Social mobility into elite occupations and micro-class reproduction in Germany
Dr Sam Friedman (Department of Sociology) and Dr Rebecca Elliott (Department of Sociology)
Social Mobility, Social Class, Bourdieusian Theory
Cross-country comparisons indicate how social mobility dynamics in Germany deviate significantly from other OECD nations. Considering the country’s comparatively low income inequality, its low relative intergenerational earnings and occupational mobility rates are atypical. This can partly be explained by strong patterns of class inheritance and underlying mechanisms of micro-class reproduction by which specific occupations are transmitted from one generation to the next. This frequently occurs in top class positions. Hence, my mixed-methods study aims to examine the socio-economic origins of employees in elite professions using cross-sectional survey data. The qualitative part of the study applies a Bourdieusian lens to shed light on the experience of social mobility: first, of those from disadvantaged class backgrounds and second, of those of immigrant descent to allow for intersectional analyses.
My work is located at the intersections of sociology, economics, and social policy to comprehensively understand the conditions and dynamics of social mobility.
I am doctoral programme fellow at the International Inequalities Institute. I also serve as postgraduate research student representative at the Department of Sociology. I am member of The 93% Club at LSE.
My PhD research is funded by the German Academic Scholarship Foundation. During my undergraduate and postgraduate studies, I was awarded scholarships by Hans Boeckler Foundation and German Integration Foundation.

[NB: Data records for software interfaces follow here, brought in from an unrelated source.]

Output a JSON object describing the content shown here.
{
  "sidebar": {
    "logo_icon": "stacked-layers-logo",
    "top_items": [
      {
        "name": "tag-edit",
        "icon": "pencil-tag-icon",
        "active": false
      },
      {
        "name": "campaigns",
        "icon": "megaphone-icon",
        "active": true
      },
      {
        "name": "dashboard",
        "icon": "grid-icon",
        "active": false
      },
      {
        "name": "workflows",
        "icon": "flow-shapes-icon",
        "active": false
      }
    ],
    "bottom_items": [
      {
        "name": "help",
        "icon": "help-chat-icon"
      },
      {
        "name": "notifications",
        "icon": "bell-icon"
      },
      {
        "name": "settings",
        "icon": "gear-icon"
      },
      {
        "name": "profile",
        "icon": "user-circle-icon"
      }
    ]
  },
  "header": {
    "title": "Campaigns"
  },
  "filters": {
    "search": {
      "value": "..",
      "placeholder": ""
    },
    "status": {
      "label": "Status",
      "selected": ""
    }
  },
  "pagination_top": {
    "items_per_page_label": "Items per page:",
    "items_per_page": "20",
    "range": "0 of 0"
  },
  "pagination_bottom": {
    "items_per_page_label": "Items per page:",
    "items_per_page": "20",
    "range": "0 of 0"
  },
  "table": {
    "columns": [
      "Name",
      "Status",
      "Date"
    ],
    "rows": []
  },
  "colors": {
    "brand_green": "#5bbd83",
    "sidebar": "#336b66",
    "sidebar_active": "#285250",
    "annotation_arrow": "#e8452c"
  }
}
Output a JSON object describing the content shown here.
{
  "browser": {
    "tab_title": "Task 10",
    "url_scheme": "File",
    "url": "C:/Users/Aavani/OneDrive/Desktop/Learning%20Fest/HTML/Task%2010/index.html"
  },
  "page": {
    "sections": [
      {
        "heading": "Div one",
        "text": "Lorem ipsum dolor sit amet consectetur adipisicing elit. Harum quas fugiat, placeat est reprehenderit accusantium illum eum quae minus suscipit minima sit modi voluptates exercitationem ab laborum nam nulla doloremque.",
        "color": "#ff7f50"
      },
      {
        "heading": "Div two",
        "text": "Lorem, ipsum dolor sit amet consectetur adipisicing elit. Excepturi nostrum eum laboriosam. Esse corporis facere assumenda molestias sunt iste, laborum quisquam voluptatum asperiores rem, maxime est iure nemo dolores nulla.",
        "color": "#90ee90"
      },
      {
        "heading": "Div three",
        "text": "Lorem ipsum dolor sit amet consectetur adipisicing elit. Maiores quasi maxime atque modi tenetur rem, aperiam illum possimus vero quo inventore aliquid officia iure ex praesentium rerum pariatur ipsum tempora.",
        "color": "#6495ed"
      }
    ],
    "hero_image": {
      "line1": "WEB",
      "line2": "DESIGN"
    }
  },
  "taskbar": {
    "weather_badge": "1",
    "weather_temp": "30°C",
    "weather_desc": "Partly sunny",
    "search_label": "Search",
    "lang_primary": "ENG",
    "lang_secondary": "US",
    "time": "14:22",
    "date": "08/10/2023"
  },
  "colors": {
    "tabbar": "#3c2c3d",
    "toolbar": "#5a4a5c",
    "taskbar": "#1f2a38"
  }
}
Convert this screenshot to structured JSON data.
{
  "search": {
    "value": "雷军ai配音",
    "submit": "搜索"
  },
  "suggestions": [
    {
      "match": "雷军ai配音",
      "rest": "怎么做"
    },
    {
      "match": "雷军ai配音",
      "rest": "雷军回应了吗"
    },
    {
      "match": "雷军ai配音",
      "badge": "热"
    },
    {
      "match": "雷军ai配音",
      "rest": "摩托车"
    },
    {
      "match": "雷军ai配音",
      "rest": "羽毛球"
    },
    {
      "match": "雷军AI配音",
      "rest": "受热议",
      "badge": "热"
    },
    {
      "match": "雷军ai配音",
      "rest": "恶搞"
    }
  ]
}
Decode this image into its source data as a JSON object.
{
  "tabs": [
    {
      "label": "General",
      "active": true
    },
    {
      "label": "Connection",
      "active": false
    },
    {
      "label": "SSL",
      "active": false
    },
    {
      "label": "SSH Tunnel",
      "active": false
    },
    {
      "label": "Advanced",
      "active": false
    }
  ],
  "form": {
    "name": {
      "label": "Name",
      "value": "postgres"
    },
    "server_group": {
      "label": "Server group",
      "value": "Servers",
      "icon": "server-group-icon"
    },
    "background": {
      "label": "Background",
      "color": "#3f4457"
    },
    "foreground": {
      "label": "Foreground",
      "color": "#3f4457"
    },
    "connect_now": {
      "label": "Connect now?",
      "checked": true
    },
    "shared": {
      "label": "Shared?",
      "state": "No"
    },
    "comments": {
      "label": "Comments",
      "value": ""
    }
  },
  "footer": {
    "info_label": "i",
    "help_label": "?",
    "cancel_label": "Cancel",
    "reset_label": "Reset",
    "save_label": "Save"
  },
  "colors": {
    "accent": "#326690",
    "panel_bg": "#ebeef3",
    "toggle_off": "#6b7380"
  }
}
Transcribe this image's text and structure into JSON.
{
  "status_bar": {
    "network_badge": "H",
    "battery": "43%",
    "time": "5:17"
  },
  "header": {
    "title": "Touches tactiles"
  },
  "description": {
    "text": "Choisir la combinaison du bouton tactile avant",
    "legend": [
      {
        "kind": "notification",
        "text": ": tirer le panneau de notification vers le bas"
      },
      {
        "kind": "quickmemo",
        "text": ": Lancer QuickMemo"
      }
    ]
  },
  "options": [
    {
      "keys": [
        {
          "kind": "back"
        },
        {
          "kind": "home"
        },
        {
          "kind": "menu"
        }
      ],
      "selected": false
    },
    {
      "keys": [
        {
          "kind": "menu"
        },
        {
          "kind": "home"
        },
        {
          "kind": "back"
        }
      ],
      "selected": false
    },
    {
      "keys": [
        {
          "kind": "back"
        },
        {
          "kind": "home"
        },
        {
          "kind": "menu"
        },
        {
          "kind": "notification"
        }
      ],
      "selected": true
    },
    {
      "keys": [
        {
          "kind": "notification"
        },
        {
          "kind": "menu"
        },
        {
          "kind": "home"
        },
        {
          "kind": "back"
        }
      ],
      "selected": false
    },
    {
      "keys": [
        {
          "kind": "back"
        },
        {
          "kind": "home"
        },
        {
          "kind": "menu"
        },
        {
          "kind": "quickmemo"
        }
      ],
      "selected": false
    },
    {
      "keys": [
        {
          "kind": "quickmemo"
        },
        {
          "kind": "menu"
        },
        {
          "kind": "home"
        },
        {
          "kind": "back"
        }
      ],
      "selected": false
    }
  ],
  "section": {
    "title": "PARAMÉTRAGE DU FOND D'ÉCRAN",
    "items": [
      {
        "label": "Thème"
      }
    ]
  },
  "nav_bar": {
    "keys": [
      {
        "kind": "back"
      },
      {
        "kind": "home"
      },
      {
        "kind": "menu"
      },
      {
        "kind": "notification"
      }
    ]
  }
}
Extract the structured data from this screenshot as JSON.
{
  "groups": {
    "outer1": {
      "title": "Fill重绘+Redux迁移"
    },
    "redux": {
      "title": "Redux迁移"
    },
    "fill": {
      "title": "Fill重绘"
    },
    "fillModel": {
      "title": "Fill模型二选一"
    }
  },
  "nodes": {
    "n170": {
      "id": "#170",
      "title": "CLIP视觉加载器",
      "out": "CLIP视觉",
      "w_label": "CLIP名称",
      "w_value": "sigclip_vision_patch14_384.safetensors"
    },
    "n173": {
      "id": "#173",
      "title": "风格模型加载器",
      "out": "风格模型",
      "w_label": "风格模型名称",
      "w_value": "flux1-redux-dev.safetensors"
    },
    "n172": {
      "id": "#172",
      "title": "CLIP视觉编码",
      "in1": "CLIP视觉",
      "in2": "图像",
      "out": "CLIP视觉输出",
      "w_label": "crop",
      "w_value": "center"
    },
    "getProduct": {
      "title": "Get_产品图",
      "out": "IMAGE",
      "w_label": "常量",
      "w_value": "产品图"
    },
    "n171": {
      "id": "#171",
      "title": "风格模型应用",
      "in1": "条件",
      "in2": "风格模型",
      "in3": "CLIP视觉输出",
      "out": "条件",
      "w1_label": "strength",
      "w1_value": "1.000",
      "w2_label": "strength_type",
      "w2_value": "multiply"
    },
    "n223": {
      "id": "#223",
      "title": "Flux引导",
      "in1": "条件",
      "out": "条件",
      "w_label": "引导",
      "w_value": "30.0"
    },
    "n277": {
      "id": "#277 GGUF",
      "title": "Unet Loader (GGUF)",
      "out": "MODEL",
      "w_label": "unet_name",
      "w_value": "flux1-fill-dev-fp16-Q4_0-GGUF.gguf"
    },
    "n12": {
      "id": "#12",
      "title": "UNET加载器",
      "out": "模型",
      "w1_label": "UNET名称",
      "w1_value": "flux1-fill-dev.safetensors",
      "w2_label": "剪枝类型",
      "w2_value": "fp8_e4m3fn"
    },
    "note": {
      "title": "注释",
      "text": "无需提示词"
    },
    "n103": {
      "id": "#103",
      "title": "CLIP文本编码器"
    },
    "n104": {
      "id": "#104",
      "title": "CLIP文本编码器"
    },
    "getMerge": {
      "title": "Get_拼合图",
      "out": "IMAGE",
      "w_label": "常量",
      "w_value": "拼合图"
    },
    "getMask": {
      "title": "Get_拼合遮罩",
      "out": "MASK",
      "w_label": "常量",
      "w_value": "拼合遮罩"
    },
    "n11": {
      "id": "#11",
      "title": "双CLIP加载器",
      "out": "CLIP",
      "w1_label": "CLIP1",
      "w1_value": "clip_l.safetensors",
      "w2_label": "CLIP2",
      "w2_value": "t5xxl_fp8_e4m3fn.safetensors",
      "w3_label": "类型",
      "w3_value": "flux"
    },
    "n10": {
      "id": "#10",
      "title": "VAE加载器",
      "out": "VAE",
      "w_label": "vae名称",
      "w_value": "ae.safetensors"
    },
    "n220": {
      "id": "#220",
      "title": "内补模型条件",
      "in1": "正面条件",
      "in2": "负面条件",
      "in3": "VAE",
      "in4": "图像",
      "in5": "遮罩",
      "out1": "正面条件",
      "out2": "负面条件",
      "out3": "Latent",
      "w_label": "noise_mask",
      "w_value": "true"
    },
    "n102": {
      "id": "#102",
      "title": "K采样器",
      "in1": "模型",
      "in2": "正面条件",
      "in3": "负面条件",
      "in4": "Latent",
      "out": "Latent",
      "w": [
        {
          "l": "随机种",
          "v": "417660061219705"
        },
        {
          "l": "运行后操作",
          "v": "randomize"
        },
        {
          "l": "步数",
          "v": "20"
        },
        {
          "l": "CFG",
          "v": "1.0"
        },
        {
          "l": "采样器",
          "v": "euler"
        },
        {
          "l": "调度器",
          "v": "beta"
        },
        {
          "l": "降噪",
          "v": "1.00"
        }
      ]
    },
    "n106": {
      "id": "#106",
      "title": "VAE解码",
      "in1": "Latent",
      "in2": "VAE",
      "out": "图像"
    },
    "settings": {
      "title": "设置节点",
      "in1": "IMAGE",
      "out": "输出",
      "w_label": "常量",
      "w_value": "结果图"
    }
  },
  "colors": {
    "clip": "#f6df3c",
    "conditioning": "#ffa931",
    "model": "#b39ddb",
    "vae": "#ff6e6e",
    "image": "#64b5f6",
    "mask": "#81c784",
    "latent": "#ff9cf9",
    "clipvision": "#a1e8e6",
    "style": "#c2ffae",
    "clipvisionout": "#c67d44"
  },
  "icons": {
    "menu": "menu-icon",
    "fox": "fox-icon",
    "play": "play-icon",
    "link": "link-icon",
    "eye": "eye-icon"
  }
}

Outside academia, I serve as mentor for START and give free tuition at Haydee.